_Goal of the exercise_
Without the images, output each record below as it stands.

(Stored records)
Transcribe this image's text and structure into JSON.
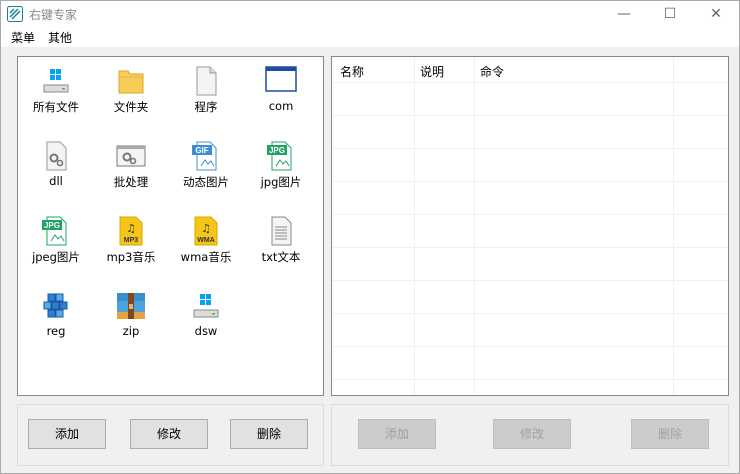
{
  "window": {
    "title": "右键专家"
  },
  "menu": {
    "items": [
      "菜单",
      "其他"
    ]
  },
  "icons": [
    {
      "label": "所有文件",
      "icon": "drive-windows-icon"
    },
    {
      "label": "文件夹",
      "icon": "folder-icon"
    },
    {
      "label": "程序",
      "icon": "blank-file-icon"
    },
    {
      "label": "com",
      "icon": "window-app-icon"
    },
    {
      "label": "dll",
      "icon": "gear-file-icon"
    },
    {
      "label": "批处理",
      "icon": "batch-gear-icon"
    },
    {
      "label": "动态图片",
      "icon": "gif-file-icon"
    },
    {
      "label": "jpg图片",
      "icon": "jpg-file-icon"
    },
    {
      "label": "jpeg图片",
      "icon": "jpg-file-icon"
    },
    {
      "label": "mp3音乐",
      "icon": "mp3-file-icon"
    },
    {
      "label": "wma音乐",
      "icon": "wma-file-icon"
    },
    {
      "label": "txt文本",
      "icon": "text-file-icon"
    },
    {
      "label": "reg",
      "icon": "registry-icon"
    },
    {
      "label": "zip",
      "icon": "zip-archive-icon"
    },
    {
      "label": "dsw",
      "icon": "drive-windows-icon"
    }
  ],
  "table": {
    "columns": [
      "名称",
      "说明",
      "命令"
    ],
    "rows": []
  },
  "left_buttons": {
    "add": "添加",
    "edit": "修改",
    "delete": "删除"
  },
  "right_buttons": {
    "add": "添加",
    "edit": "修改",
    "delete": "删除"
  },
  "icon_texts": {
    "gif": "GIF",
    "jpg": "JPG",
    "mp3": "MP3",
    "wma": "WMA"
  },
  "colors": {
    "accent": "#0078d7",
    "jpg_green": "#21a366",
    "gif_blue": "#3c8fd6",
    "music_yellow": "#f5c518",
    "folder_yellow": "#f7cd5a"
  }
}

_Result_
Transcribe this image's text and structure into JSON.
{
  "window": {
    "title": "右键专家"
  },
  "menu": {
    "items": [
      "菜单",
      "其他"
    ]
  },
  "icons": [
    {
      "label": "所有文件",
      "icon": "drive-windows-icon"
    },
    {
      "label": "文件夹",
      "icon": "folder-icon"
    },
    {
      "label": "程序",
      "icon": "blank-file-icon"
    },
    {
      "label": "com",
      "icon": "window-app-icon"
    },
    {
      "label": "dll",
      "icon": "gear-file-icon"
    },
    {
      "label": "批处理",
      "icon": "batch-gear-icon"
    },
    {
      "label": "动态图片",
      "icon": "gif-file-icon"
    },
    {
      "label": "jpg图片",
      "icon": "jpg-file-icon"
    },
    {
      "label": "jpeg图片",
      "icon": "jpg-file-icon"
    },
    {
      "label": "mp3音乐",
      "icon": "mp3-file-icon"
    },
    {
      "label": "wma音乐",
      "icon": "wma-file-icon"
    },
    {
      "label": "txt文本",
      "icon": "text-file-icon"
    },
    {
      "label": "reg",
      "icon": "registry-icon"
    },
    {
      "label": "zip",
      "icon": "zip-archive-icon"
    },
    {
      "label": "dsw",
      "icon": "drive-windows-icon"
    }
  ],
  "table": {
    "columns": [
      "名称",
      "说明",
      "命令"
    ],
    "rows": []
  },
  "left_buttons": {
    "add": "添加",
    "edit": "修改",
    "delete": "删除"
  },
  "right_buttons": {
    "add": "添加",
    "edit": "修改",
    "delete": "删除"
  },
  "icon_texts": {
    "gif": "GIF",
    "jpg": "JPG",
    "mp3": "MP3",
    "wma": "WMA"
  },
  "colors": {
    "accent": "#0078d7",
    "jpg_green": "#21a366",
    "gif_blue": "#3c8fd6",
    "music_yellow": "#f5c518",
    "folder_yellow": "#f7cd5a"
  }
}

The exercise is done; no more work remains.